» Data about app and page elements:
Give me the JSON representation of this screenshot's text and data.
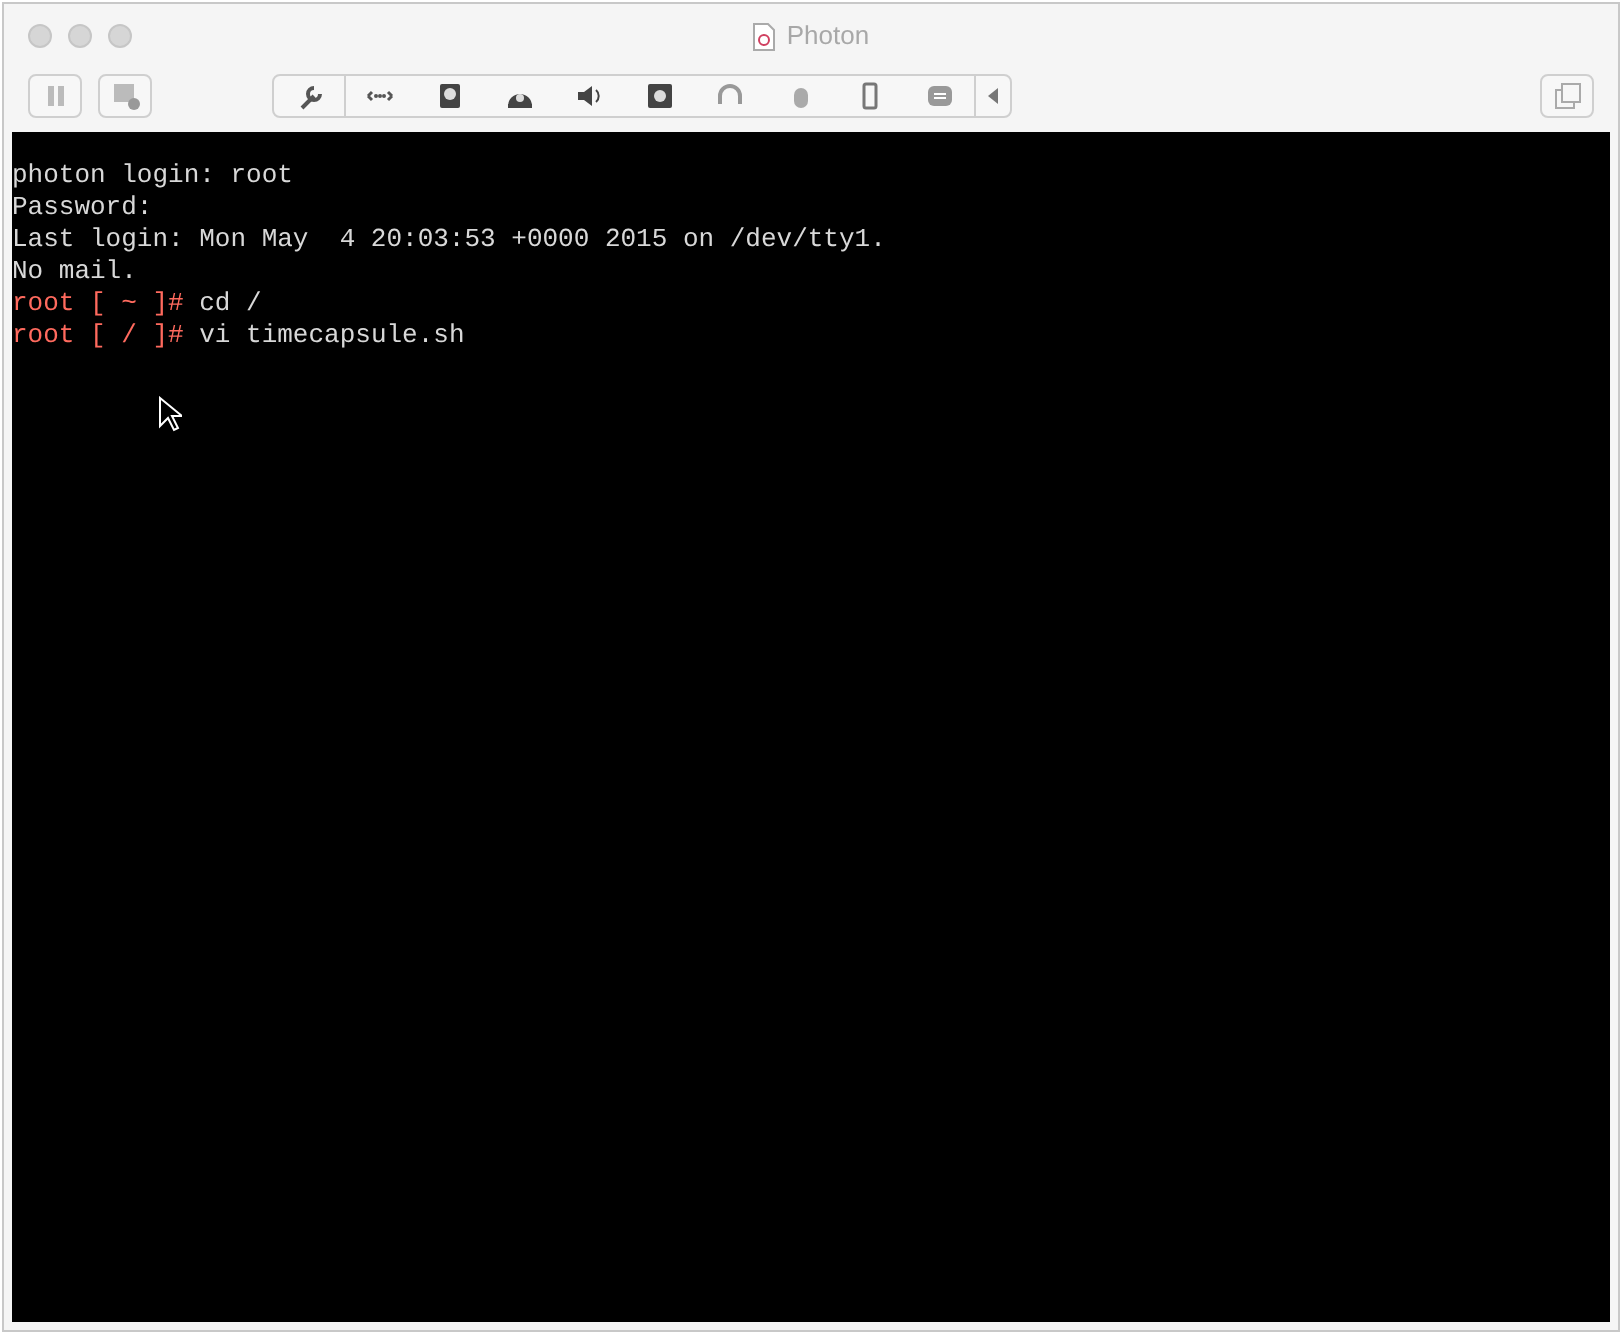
{
  "window": {
    "title": "Photon"
  },
  "terminal": {
    "lines": [
      {
        "text": "photon login: root"
      },
      {
        "text": "Password:"
      },
      {
        "text": "Last login: Mon May  4 20:03:53 +0000 2015 on /dev/tty1."
      },
      {
        "text": "No mail."
      },
      {
        "prompt": "root [ ~ ]#",
        "text": " cd /"
      },
      {
        "prompt": "root [ / ]#",
        "text": " vi timecapsule.sh"
      }
    ]
  }
}
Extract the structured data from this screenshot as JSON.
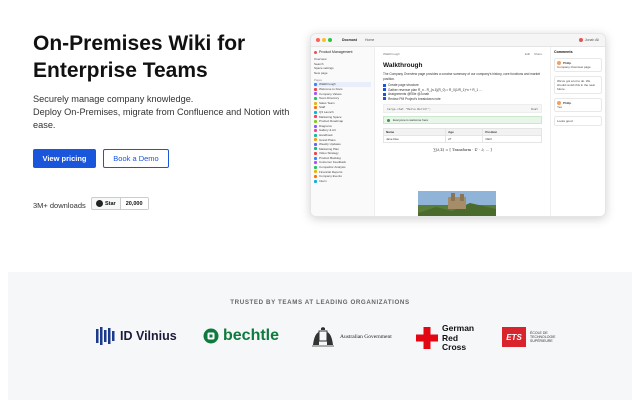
{
  "hero": {
    "headline": "On-Premises Wiki for Enterprise Teams",
    "subtitle_line1": "Securely manage company knowledge.",
    "subtitle_line2": "Deploy On-Premises, migrate from Confluence and Notion with ease.",
    "primary_button": "View pricing",
    "secondary_button": "Book a Demo",
    "downloads": "3M+ downloads",
    "github_star_label": "Star",
    "github_star_count": "20,000"
  },
  "app": {
    "brand": "Docmost",
    "tab": "Home",
    "user": "Jonah Ali",
    "workspace": "Product Management",
    "sidebar_top": [
      "Overview",
      "Search",
      "Space settings",
      "New page"
    ],
    "sidebar_group": "Pages",
    "sidebar_pages": [
      {
        "label": "Walkthrough",
        "color": "#3b82f6"
      },
      {
        "label": "Welcome to Docs",
        "color": "#ef4444"
      },
      {
        "label": "Company Values",
        "color": "#a855f7"
      },
      {
        "label": "Team Directory",
        "color": "#22c55e"
      },
      {
        "label": "Sales Team",
        "color": "#eab308"
      },
      {
        "label": "Staff",
        "color": "#f97316"
      },
      {
        "label": "Q3 Launch",
        "color": "#06b6d4"
      },
      {
        "label": "Marketing Space",
        "color": "#f43f5e"
      },
      {
        "label": "Product Roadmap",
        "color": "#84cc16"
      },
      {
        "label": "Diagrams",
        "color": "#8b5cf6"
      },
      {
        "label": "Gallery & Art",
        "color": "#ec4899"
      },
      {
        "label": "Handbook",
        "color": "#14b8a6"
      },
      {
        "label": "Grand Plans",
        "color": "#f59e0b"
      },
      {
        "label": "Weekly Updates",
        "color": "#6366f1"
      },
      {
        "label": "Marketing Plan",
        "color": "#10b981"
      },
      {
        "label": "Video Strategy",
        "color": "#ef4444"
      },
      {
        "label": "Product Backlog",
        "color": "#3b82f6"
      },
      {
        "label": "Customer Feedback",
        "color": "#a855f7"
      },
      {
        "label": "Competitor Analysis",
        "color": "#22c55e"
      },
      {
        "label": "Financial Reports",
        "color": "#eab308"
      },
      {
        "label": "Company Events",
        "color": "#f97316"
      },
      {
        "label": "Intern",
        "color": "#06b6d4"
      }
    ],
    "breadcrumb": "Walkthrough",
    "toolbar": [
      "Edit",
      "Share"
    ],
    "page_title": "Walkthrough",
    "intro": "The Company Overview page provides a concise summary of our company's history, core functions and market position.",
    "tasks": [
      "Create page structure",
      "Gather revenue plan  R_n - R_{n-1}(R_0) = R_0(1/R_1)^n + R_1 ...",
      "Assignments @Ellie @Jonah",
      "Review PM Project's breakdown note"
    ],
    "code_line": "Cargo.chat \"Hello World!\";",
    "code_lang": "Rust",
    "callout": "Everyone is welcome here",
    "table_headers": [
      "Name",
      "Age",
      "Position"
    ],
    "table_rows": [
      [
        "Jane Doe",
        "27",
        "CEO"
      ]
    ],
    "formula": "∑(∂,Σ) = [ Transform · Σ' · ∂, ... ]",
    "comments_title": "Comments",
    "comments": [
      {
        "author": "Philip",
        "text": "Company Overview page"
      },
      {
        "author": "",
        "text": "We've got a lot to do. We should revisit this in the near future."
      },
      {
        "author": "Philip",
        "text": "Yes"
      },
      {
        "author": "",
        "text": "Looks good"
      }
    ]
  },
  "trusted": {
    "label": "TRUSTED BY TEAMS AT LEADING ORGANIZATIONS",
    "logos": {
      "idv": "ID Vilnius",
      "bechtle": "bechtle",
      "aus": "Australian Government",
      "gr_line1": "German",
      "gr_line2": "Red",
      "gr_line3": "Cross",
      "ets": "ETS",
      "ets_text": "ÉCOLE DE TECHNOLOGIE SUPÉRIEURE"
    }
  },
  "colors": {
    "primary": "#1a56db",
    "trusted_bg": "#f6f7f9",
    "bechtle_green": "#0e7a3d",
    "red_cross": "#e30613",
    "ets_red": "#d9232d"
  }
}
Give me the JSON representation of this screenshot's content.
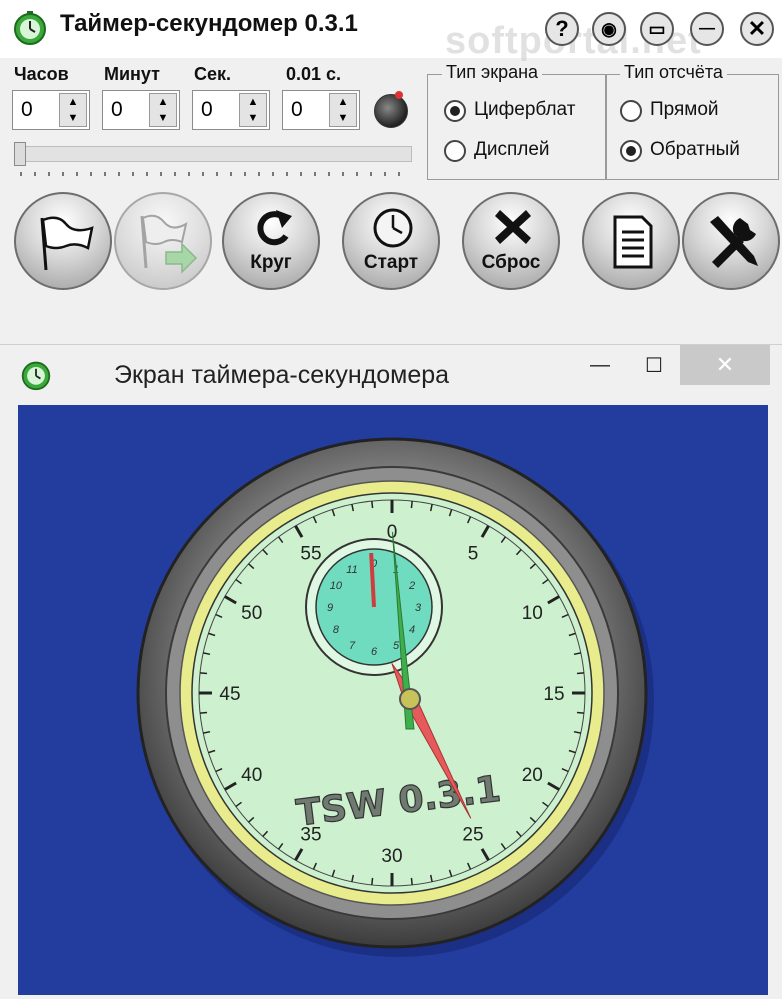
{
  "app": {
    "title": "Таймер-секундомер 0.3.1",
    "watermark": "softportal.net",
    "header_buttons": [
      {
        "name": "help",
        "glyph": "?"
      },
      {
        "name": "view",
        "glyph": "◉"
      },
      {
        "name": "compact",
        "glyph": "▭"
      },
      {
        "name": "minimize",
        "glyph": "—"
      },
      {
        "name": "close",
        "glyph": "✕"
      }
    ]
  },
  "fields": [
    {
      "label": "Часов",
      "value": "0"
    },
    {
      "label": "Минут",
      "value": "0"
    },
    {
      "label": "Сек.",
      "value": "0"
    },
    {
      "label": "0.01 с.",
      "value": "0"
    }
  ],
  "slider": {
    "value": 0
  },
  "screen_type": {
    "title": "Тип экрана",
    "options": [
      {
        "label": "Циферблат",
        "selected": true
      },
      {
        "label": "Дисплей",
        "selected": false
      }
    ]
  },
  "count_type": {
    "title": "Тип отсчёта",
    "options": [
      {
        "label": "Прямой",
        "selected": false
      },
      {
        "label": "Обратный",
        "selected": true
      }
    ]
  },
  "buttons": [
    {
      "name": "finish-flag",
      "label": "",
      "icon": "flag-icon",
      "enabled": true
    },
    {
      "name": "export",
      "label": "",
      "icon": "flag-arrow-icon",
      "enabled": false
    },
    {
      "name": "lap",
      "label": "Круг",
      "icon": "refresh-icon",
      "enabled": true
    },
    {
      "name": "start",
      "label": "Старт",
      "icon": "clock-icon",
      "enabled": true
    },
    {
      "name": "reset",
      "label": "Сброс",
      "icon": "cross-icon",
      "enabled": true
    },
    {
      "name": "log",
      "label": "",
      "icon": "document-icon",
      "enabled": true
    },
    {
      "name": "settings",
      "label": "",
      "icon": "tools-icon",
      "enabled": true
    }
  ],
  "screen_window": {
    "title": "Экран таймера-секундомера",
    "minimize": "—",
    "maximize": "☐",
    "close": "✕",
    "bg_color": "#223d9e"
  },
  "dial": {
    "brand": "TSW 0.3.1",
    "numbers": [
      "0",
      "5",
      "10",
      "15",
      "20",
      "25",
      "30",
      "35",
      "40",
      "45",
      "50",
      "55"
    ],
    "sub_numbers": [
      "0",
      "1",
      "2",
      "3",
      "4",
      "5",
      "6",
      "7",
      "8",
      "9",
      "10",
      "11"
    ],
    "hand_seconds": 25.5,
    "hand_minutes": 59.5,
    "face_color": "#cdf0cf",
    "ring_color": "#e8ec8c",
    "sub_color": "#6fdcc0"
  }
}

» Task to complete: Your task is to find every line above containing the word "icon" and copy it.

» Finished task:
      "icon": "flag-icon",
      "icon": "flag-arrow-icon",
      "icon": "refresh-icon",
      "icon": "clock-icon",
      "icon": "cross-icon",
      "icon": "document-icon",
      "icon": "tools-icon",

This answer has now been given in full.